506 total views
Deduction of tax at source or TDS is a distinguishing mode of tax recovery
TDS—At a glance
Deduction of tax at source or TDS is a distinguishing mode of tax recovery even much before the assessment of the person concerned, that is, the deductee.
The statutory mandate which may be drawn from a number of relevant provisions may be generalised thus—the payer of a number of specified sums like salary, interest, rent, compensation and fees, etc. is mandatorily required to deduct tax at the specified rate at the time of or before making the payment whether in cash or through cheque. The amount so deducted is deemed to be tax paid by or on behalf of the deductee/payee in respect of the income component of the sum. Moreover, if the deductor is under a mandatory duty to pay the deducted amount to the credit of the Central Government, of course, within the prescribed time, the deductee is given credit for the amount so deducted in the sense that on the final determination of his tax liability, the amount so deducted shall be adjusted against the amount of tax liability—see, sections 190, 191, 198, 199, 200 and 202.
Any failure to deduct tax at source or to pay deducted amount within the prescribed time exposes the defaulter-deductor to a number of penal consequences provided by the Act—see, sections 201, 40(a)(i), 271C, 271CA, 276B and 276BB.
TDS on fees for professional or technical services—Section 194J

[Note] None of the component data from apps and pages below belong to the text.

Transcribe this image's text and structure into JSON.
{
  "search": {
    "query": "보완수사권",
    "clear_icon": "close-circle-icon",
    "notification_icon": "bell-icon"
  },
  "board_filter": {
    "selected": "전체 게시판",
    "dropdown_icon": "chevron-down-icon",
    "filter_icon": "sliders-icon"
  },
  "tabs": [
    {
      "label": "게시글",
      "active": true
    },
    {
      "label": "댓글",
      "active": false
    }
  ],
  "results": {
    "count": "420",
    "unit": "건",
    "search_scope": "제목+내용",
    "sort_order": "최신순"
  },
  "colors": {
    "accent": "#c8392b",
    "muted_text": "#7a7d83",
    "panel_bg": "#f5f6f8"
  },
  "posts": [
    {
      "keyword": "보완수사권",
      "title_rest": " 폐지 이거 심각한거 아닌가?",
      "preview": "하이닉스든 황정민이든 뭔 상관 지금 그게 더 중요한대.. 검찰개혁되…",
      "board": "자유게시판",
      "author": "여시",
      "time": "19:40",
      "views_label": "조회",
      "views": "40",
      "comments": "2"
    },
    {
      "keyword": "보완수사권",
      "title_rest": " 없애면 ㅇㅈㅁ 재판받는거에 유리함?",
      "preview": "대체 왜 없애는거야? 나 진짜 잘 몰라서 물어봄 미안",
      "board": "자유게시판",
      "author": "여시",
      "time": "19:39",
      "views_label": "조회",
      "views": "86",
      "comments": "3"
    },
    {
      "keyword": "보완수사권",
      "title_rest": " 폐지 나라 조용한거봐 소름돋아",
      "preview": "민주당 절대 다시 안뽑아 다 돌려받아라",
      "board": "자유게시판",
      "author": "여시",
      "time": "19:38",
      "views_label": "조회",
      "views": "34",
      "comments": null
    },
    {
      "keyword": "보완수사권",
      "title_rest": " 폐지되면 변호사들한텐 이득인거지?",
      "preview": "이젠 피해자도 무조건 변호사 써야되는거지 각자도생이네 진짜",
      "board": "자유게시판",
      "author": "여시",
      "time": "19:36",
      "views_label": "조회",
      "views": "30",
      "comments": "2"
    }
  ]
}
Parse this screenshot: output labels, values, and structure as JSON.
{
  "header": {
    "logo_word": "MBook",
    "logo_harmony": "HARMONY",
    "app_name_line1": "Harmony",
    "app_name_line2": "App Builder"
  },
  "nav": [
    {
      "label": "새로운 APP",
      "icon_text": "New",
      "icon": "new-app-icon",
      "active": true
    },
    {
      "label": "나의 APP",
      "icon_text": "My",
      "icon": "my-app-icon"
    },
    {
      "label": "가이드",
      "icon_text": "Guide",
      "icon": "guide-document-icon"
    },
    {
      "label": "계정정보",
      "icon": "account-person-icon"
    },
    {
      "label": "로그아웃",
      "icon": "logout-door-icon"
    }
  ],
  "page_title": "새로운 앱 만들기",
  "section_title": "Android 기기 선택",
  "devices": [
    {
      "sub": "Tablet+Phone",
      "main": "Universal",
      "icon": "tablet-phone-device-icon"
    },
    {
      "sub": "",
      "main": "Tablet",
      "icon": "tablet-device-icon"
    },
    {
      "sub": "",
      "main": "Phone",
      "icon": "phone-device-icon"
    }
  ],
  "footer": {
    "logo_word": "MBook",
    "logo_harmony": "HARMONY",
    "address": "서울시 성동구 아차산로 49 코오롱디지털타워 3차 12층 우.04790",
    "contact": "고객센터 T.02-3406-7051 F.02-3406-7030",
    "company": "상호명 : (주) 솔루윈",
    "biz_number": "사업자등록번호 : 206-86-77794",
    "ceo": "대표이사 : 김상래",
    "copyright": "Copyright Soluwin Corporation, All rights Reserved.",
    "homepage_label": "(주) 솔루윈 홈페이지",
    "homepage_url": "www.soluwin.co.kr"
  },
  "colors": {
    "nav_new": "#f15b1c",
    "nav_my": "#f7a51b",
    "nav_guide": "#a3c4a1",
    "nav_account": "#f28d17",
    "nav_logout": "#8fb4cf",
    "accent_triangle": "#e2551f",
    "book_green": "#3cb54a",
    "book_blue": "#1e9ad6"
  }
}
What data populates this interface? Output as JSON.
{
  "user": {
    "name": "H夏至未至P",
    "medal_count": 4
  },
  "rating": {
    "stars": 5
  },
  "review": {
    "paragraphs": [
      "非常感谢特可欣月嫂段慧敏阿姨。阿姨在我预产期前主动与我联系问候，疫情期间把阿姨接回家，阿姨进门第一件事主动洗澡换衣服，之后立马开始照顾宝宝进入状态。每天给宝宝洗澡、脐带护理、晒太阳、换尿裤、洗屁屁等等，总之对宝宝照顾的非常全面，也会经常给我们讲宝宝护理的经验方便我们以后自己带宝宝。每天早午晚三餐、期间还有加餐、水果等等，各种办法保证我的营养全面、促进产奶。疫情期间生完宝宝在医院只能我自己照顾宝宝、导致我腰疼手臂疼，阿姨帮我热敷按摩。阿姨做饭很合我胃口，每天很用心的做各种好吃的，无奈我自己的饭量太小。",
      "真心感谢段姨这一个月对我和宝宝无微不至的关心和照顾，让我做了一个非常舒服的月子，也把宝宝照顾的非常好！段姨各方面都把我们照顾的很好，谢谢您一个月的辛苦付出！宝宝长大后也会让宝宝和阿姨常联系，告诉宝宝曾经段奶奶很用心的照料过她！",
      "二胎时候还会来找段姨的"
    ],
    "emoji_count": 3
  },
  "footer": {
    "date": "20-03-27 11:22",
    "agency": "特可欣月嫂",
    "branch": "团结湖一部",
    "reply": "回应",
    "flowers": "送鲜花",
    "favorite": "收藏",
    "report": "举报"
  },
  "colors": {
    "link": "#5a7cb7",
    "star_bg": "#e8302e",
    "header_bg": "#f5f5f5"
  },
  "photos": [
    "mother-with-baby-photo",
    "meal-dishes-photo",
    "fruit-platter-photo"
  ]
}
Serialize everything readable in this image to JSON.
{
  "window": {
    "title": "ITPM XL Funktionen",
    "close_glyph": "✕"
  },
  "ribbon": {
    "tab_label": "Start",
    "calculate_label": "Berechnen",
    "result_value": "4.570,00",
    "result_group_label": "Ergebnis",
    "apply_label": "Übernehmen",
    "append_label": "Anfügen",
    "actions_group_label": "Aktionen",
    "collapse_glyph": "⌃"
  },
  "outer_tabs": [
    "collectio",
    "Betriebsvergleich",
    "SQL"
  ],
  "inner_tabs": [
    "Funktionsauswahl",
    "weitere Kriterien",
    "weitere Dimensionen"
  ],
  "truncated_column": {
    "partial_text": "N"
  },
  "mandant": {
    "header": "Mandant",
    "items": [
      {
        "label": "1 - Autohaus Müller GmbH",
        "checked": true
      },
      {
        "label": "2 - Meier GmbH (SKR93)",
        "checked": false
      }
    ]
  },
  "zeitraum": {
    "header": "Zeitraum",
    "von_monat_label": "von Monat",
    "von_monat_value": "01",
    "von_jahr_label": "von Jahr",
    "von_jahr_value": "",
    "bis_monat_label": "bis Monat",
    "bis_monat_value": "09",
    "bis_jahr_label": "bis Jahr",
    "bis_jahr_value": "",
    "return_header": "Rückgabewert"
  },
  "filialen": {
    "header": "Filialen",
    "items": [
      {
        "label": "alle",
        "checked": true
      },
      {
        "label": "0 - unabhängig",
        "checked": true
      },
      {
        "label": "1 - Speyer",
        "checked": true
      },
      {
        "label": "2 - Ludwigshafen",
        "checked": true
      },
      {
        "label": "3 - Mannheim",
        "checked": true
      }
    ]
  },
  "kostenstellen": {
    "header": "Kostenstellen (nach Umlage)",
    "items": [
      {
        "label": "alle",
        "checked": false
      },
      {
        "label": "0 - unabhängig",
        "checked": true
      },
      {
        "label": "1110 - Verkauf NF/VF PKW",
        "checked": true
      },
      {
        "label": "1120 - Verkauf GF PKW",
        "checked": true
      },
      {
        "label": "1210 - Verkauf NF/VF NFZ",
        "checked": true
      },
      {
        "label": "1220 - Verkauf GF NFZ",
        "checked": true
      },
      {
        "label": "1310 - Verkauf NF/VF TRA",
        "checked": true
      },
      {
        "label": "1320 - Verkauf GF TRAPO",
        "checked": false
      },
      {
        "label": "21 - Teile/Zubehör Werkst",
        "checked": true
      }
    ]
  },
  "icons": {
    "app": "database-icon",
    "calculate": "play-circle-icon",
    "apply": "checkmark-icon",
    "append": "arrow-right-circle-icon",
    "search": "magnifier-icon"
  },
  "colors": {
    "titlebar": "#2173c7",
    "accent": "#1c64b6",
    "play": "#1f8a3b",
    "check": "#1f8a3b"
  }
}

Section 194J, inserted by the Finance Act, 1995, with effect from 1st July, 1995, brings within the purview of TDS, fees or other amount in lieu of professional or technical services. A bare perusal of section 194J reveals that the mandatory duty to deduct tax at source has been imposed on any person, not being an individual or a Hindu undivided family on or before making payment to a resident any sum by way of—
(a) fees for professional services, or
(b) fess for technical services, or
(c) royalty, or
(d) any sum referred to in section 28(via).
Ten per cent of the amount is required to be deducted by the payer. However, by virtue of clause (B) of first proviso, no TDS is required to be made if the amount of such sum or aggregate amounts of such sums paid/payable during the relevant financial year does not exceed thirty thousand rupees.
Further, by virtue of second proviso, inserted by the Finance Act, 2002, with effect from 1st June, 2002, an individual or Hindu undivided family is required to deduct tax at source on or before making payment of fees for professional services or technical services, if the payer-individual or Hindu undivided family’s total sales, gross receipts or turnover from the business or profession exceed the monetary limits specified under clause (a) or clause (b) of section 44AB during the financial year immediately preceding the financial year in which such sum is to be paid or made payable. However, in view of third proviso, inserted by the Finance Act, 2003, with effect from 1st June, 2003, an individual or a Hindu undivided family, covered by the (aforestated) second proviso is not required to deduct tax at source if the sum by way of fee for professional services is credited or paid exclusively for personal purposes of such individual or any member of Hindu undivided family.
Dedicated Health Care Services TPA (India) (P) Ltd. vs. Asstt. CIT (2010)(Bom)41,